There appears to be a new unwritten rule for faculty at Marquette University: Don’t name any student – even a grad student who teaches undergrads – on the Internet.
Professor John McAdams, who raised the plight of a student whose graduate teaching instructor told him he couldn’t disagree with gay marriage in class, shared the letter he got from the administration earlier this month explaining his punishment.
The school had been fuzzy on exactly why McAdams had been removed from teaching duties and banned from campus – a sanction that outraged even McAdams’ nemesis on campus.
According to the Jan. 2 letter from Dean Richard Holz:
Your recent actions in publicizing on the internet the name of our now-former graduate student, who had been secretly recorded by one of her students [redacted], require University review. Whatever your views of this secretly-recorded exchange in the graduate student’s office … you had no justification to put our graduate student’s name in your internet posts. The personal impact on her was plainly foreseeable, as detailed (only in part) as follows.
Because of McAdams’ “unilateral, dishonorable and irresponsible decision” to name now-former grad student Cheryl Abbate as an intolerant instructor, some people sent her “hate-filled and despicable emails” and one person delivered what appears to be a tongue-in-cheek admonition to “abort yourself” in her campus mailbox, Holz said.
The dean said McAdams had been warned “on multiple prior occasions not to publicize students’ names in connection with your blog posts.”
McAdams lawyer responded in a lengthy rebuttal dated Wednesday, saying Marquette has still not given any justification based in its own written policies for its treatment of McAdams, and that they were “headed for litigation.”
A school spokesman’s comment in the Journal-Sentinel that McAdams’ ban is for the “safety” of students is “preposterous,” lawyer Rick Esenberg said, noting that McAdams still hasn’t been accused of any written policy violation:
It was wrong, [Holz] says, because, even though Marquette made Ms. Abatte solely responsible for the class in question and placed her in a position of authority over undergraduates, she was still “only” a graduate student. As such, she apparently cannot be publicly criticized. …
Dean Holz calls Dr. McAdams’ conduct “dishonorable and irresponsible,” presumably intending to invoke the Faculty Statutes’ description of conduct that may constitute cause for termination.
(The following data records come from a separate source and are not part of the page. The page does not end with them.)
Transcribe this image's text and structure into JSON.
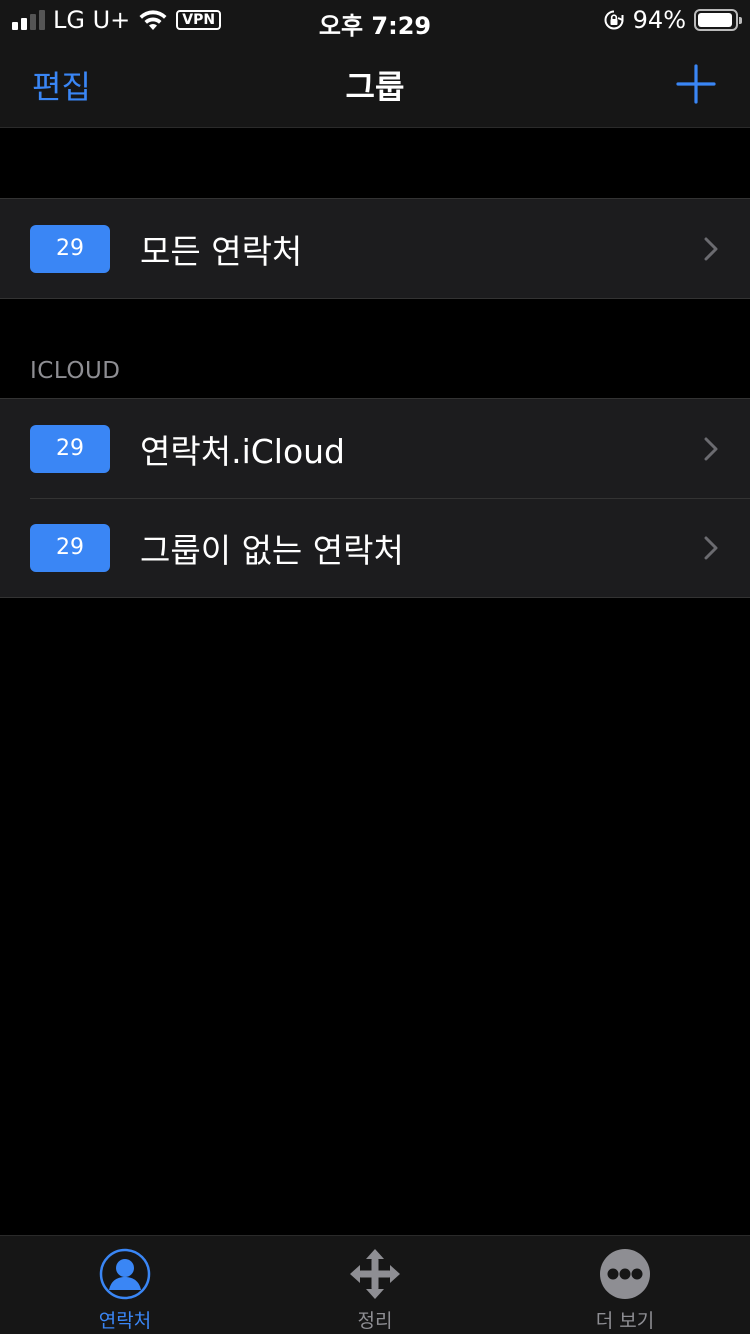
{
  "status_bar": {
    "carrier": "LG U+",
    "vpn": "VPN",
    "time": "오후 7:29",
    "battery": "94%",
    "battery_level": 0.94
  },
  "nav": {
    "edit_label": "편집",
    "title": "그룹"
  },
  "all_group": {
    "count": "29",
    "label": "모든 연락처"
  },
  "icloud_section": {
    "header": "ICLOUD",
    "rows": [
      {
        "count": "29",
        "label": "연락처.iCloud"
      },
      {
        "count": "29",
        "label": "그룹이 없는 연락처"
      }
    ]
  },
  "tabs": [
    {
      "label": "연락처",
      "active": true
    },
    {
      "label": "정리",
      "active": false
    },
    {
      "label": "더 보기",
      "active": false
    }
  ],
  "colors": {
    "accent": "#3a86f5",
    "background": "#000000",
    "cell": "#1c1c1e"
  }
}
There is no sense in which Dr. McAdams conduct can reasonably be called either of these things.
Even if there is an “unstated” exception for responding to grad students by naming and shaming their behavior as classroom instructors, the school spokesman has already said professors can “voice an opinion about whether a potentially controversial offensive subject should be allowed by a TA to be discussed in class,” according to Esenberg.
That claim that McAdams has been warned on “multiple prior occasions” about naming students on the Internet is BS, Esenberg says: He was simply told to be “mindful” about his interactions with students after some Palestinian student activists complained they felt “intimidated” when McAdams interviewed them:
The letter says nothing about not publicizing any students’ names – much less those that the university has placed in charge of courses.
McAdams’ vehement blogging has never previously provoked “threatening” emails to his targets, but that’s the rough and tumble of academic discourse if it does happen:
Certainly Ms. Abbatte, if she wishes a career engaged in public and academic discourse over matters of ethics, is going to have to get used to this. Judging from her personal website, she is certainly capable of fending for herself. …
One would hope, in light of recent events in France, that the university does not believe that freedom of expression must be restricted less it provoke illiberal extremists.
Read Holz’s letter and Esenberg’s rebuttal, including the “procedural irregularity” by which McAdams was banned.